Goal of the exercise — Every line below is to be quoted exactly, with nothing added or dropped.

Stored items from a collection
□ □ □ □ □
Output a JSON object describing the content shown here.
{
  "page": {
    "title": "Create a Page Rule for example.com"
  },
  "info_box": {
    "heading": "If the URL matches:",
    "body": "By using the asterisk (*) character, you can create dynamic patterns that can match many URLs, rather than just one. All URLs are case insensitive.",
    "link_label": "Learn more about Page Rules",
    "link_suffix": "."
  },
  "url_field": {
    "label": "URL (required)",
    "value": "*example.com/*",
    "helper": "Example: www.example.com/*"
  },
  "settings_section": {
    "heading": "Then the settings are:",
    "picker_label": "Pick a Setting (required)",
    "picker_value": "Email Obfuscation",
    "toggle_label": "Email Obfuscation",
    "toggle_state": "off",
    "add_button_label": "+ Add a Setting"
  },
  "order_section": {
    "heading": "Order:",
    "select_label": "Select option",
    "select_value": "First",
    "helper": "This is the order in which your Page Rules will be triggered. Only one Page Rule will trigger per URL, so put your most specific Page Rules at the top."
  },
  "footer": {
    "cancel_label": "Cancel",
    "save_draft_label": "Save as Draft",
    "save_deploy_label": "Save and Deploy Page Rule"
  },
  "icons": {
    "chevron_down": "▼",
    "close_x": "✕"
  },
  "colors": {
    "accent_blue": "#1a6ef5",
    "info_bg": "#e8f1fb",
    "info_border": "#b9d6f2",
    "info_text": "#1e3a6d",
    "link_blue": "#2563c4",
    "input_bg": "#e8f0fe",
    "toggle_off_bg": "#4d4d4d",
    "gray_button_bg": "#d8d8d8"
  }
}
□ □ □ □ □
Completed task —
Output a JSON object describing the content shown here.
{
  "page": {
    "title": "Create a Page Rule for example.com"
  },
  "info_box": {
    "heading": "If the URL matches:",
    "body": "By using the asterisk (*) character, you can create dynamic patterns that can match many URLs, rather than just one. All URLs are case insensitive.",
    "link_label": "Learn more about Page Rules",
    "link_suffix": "."
  },
  "url_field": {
    "label": "URL (required)",
    "value": "*example.com/*",
    "helper": "Example: www.example.com/*"
  },
  "settings_section": {
    "heading": "Then the settings are:",
    "picker_label": "Pick a Setting (required)",
    "picker_value": "Email Obfuscation",
    "toggle_label": "Email Obfuscation",
    "toggle_state": "off",
    "add_button_label": "+ Add a Setting"
  },
  "order_section": {
    "heading": "Order:",
    "select_label": "Select option",
    "select_value": "First",
    "helper": "This is the order in which your Page Rules will be triggered. Only one Page Rule will trigger per URL, so put your most specific Page Rules at the top."
  },
  "footer": {
    "cancel_label": "Cancel",
    "save_draft_label": "Save as Draft",
    "save_deploy_label": "Save and Deploy Page Rule"
  },
  "icons": {
    "chevron_down": "▼",
    "close_x": "✕"
  },
  "colors": {
    "accent_blue": "#1a6ef5",
    "info_bg": "#e8f1fb",
    "info_border": "#b9d6f2",
    "info_text": "#1e3a6d",
    "link_blue": "#2563c4",
    "input_bg": "#e8f0fe",
    "toggle_off_bg": "#4d4d4d",
    "gray_button_bg": "#d8d8d8"
  }
}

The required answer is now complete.